In Lab 02 the network from Lab 01 has been expanded to a more complex version of the Southern Crossroads Research and Education network. In this lab not all organizations will be using the delegated RPKI model. The University of Georgia will be using a hosted RPKI model, where their certificates and ROAs will be provided by their parent organization, which in this example is the SoX network. Additionally Clemson has been positioned where it will connect via the C-Light network in order to reach the SoX network. This is to add an additional parent to child relationship to the network. Lastly the Georgia Institute of Technology has been given an additional connection to the SoX network to demonstrate multiple connections to the RPKI server.
RPKI Lab 03 Files
Authors: Samuel Norris & Humberto Nieves

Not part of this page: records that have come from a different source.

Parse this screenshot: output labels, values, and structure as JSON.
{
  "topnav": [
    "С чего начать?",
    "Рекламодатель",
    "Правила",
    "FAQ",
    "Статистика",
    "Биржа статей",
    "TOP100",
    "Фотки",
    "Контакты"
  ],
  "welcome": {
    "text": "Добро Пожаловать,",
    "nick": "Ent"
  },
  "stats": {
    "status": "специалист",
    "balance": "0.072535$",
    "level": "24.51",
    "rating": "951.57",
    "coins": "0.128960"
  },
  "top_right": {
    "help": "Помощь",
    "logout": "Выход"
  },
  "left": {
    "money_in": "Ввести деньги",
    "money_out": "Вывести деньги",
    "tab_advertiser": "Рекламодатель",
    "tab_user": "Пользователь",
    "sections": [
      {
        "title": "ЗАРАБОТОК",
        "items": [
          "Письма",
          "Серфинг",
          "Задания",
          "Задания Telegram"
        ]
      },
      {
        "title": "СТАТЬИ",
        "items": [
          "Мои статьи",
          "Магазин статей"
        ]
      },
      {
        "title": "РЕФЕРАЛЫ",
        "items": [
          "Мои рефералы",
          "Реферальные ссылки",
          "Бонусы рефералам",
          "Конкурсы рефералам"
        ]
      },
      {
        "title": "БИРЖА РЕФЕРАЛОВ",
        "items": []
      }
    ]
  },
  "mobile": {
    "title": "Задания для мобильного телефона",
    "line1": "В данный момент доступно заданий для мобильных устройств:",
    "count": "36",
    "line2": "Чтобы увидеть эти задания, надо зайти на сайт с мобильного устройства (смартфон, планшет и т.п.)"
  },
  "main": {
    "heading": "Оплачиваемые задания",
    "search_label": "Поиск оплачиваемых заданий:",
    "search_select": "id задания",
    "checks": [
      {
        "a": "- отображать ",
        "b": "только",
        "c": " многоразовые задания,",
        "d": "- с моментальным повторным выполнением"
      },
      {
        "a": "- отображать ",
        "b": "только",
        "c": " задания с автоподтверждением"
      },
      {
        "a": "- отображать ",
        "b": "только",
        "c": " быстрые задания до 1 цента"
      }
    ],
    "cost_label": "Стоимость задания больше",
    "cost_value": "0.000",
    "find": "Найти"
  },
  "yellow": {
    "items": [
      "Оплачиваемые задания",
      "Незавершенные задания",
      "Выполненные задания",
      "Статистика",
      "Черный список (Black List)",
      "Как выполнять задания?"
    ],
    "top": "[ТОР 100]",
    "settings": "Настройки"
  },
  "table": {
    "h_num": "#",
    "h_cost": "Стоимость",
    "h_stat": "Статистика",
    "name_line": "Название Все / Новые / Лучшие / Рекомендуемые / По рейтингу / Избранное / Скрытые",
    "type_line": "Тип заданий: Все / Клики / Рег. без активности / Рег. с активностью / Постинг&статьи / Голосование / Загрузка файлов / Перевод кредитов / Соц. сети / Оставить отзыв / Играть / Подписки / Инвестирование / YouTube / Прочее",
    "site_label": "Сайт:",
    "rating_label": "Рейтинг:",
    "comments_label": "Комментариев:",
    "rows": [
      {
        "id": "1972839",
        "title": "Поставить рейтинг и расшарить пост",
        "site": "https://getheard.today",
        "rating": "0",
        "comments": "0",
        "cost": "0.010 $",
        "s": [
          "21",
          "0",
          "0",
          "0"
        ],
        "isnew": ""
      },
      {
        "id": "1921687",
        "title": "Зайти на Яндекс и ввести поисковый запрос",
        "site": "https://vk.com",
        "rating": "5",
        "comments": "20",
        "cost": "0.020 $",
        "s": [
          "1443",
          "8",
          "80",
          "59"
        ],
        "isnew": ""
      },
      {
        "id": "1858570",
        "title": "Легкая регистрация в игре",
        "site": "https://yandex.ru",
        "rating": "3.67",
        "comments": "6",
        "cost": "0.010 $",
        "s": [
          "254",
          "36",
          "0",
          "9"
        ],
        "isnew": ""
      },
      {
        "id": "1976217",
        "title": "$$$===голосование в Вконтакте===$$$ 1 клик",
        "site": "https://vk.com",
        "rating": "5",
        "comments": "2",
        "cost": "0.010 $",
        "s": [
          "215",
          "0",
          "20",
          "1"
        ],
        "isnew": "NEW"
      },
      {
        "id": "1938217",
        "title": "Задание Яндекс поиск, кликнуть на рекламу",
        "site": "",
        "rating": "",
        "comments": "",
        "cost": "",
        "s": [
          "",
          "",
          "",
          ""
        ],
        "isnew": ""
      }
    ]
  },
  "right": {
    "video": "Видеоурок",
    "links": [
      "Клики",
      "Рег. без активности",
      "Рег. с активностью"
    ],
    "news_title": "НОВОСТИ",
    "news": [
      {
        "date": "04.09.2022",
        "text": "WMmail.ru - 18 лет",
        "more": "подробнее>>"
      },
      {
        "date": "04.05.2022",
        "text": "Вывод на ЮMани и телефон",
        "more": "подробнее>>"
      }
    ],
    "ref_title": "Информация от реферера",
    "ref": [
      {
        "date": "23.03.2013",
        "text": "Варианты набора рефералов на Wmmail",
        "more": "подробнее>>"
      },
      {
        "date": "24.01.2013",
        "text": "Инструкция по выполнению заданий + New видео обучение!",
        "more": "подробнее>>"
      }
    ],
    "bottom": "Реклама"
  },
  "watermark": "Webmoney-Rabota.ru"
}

In Lab 03 we will take the setup from Lab 02 and add BGP peer relationship between the simulated Southern Crossroads router and an external border router from your organization. The reason for this is to show how routes from the internet can be validated using the RPKI software and Trust Anchor Locators (TALs) from the various regional internet registries (RIRs). Due to the fact that this is connecting a simulated environment that is using real IP prefixes to a router connected to the internet, it is recommended that this lab only be completed if you have experience with the BGP protocol and filtering BGP announcements. If the simulated SoX router happens to announce it's prefixes to your BGP border router, there is the possibility that it can poison the routing tables and hijack the prefixes used in the lab, which is exactly what RPKI is designed to prevent.